[Excerpts from an interface dataset]
Start of Block
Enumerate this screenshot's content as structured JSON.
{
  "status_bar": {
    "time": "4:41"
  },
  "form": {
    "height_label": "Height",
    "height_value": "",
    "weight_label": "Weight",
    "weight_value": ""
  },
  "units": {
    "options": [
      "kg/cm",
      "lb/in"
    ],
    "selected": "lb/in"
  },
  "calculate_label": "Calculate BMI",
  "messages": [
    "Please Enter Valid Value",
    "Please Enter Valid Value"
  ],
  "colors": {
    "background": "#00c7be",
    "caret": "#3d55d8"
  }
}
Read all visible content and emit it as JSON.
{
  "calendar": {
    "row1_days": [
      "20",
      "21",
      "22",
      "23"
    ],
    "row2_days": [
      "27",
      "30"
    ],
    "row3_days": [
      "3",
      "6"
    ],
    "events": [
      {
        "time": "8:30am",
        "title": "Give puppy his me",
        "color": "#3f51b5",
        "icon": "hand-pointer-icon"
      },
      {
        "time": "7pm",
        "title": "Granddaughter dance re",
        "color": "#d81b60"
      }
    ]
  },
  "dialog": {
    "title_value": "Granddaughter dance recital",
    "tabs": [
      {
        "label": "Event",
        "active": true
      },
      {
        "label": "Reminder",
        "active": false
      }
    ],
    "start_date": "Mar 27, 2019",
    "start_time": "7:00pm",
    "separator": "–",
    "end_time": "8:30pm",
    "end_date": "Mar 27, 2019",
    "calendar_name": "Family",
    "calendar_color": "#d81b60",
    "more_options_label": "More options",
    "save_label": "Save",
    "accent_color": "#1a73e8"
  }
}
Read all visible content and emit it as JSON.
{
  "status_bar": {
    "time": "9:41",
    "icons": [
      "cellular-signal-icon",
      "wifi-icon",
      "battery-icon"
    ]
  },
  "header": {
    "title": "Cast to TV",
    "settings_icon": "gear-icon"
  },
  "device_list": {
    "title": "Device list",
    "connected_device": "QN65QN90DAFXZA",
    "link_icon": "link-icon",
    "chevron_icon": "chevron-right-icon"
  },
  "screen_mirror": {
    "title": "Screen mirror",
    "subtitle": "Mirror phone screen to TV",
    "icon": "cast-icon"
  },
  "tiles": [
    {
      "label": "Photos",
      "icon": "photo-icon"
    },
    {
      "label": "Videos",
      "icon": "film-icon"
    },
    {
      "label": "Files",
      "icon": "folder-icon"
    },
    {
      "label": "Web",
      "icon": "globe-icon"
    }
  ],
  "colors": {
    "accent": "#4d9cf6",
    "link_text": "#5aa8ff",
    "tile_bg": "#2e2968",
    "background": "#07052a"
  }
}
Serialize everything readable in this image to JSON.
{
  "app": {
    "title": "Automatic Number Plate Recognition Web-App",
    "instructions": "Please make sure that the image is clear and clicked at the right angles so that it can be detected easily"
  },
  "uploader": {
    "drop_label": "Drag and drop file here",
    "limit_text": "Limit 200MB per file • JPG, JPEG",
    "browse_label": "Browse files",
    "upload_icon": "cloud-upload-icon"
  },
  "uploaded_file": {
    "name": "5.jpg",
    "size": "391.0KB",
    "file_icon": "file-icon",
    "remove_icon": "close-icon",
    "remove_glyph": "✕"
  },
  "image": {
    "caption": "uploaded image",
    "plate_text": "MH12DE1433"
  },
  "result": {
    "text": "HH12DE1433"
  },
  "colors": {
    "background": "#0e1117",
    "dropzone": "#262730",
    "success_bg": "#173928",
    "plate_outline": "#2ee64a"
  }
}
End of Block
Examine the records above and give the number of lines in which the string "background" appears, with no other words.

== Exercise response ==
3